Unknown Professor - oh, but the trick is to make up a bingo game BEFORE you grade the tests. I write down mistakes as I go as well, but with precalculus there’s little point: I can anticipate most of the errors (which is part of what makes my job so frustrating: I know what they’re going to get wrong, but I’m completely powerless to stop it. Pointing out common mistakes preemptively makes no difference at all), and the ones I can’t anticipate are so obscure that I am not going to see more than one of each per class. Speaking of which, I found that I’ve been able to speed up grading by implementing a new guideline: if I find myself squinting at a students solution for more than ten seconds thinking “what in the goddamned HELL?”, I give it a zero.
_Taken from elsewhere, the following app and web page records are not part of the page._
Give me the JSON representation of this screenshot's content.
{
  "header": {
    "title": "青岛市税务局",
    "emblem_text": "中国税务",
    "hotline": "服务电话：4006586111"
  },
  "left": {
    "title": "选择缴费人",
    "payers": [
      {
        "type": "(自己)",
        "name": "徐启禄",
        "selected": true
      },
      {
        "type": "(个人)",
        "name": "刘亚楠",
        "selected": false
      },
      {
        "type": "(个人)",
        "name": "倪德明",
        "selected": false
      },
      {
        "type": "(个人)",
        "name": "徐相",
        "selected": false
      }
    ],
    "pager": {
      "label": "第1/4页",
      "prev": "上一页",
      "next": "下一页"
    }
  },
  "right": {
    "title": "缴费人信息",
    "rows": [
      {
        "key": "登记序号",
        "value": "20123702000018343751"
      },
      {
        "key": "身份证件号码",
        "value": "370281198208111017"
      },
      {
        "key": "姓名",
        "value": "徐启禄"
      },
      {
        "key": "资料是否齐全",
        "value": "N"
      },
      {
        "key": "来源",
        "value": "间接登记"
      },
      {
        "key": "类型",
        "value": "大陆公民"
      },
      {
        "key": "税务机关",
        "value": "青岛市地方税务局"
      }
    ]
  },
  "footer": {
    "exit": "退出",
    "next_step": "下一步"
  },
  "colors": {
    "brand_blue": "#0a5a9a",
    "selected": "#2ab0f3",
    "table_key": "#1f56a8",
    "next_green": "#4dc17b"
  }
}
Paul - ah, yes, everything is linear. I think I had a number of versions of that on my original bingo card. (Two days before the class began? Nice. I got a copy of my calc text two days AFTER the class began, but at least I’d known for two whole weeks that I’d be teaching it.)

[…] ing to do in my absence (or, more likely, my sporadic presence), I got three words for ya: Precalculus Bingoo Contest.

[…]

Dammit! I’m a US tax accountant! I won’t even see daylight until the 15th!

Looks like I’m only going to be an observer on this one.

This doesn’t have anything to do with calculus, but here’s Joe Wolfe’s Bingo for surviving meetings with management. (Joe’s “How to Write a Thesis” page has been on my most-read list for several years now).

My college calculus teacher once came to class with a big pile of crumpled exams. He had graded them by the pool and fell asleep and the wind blew them into the water. He fished them out and dried them to his best ability. In class he offered some feeble apologies for those whose exams were too soggy to grade properly.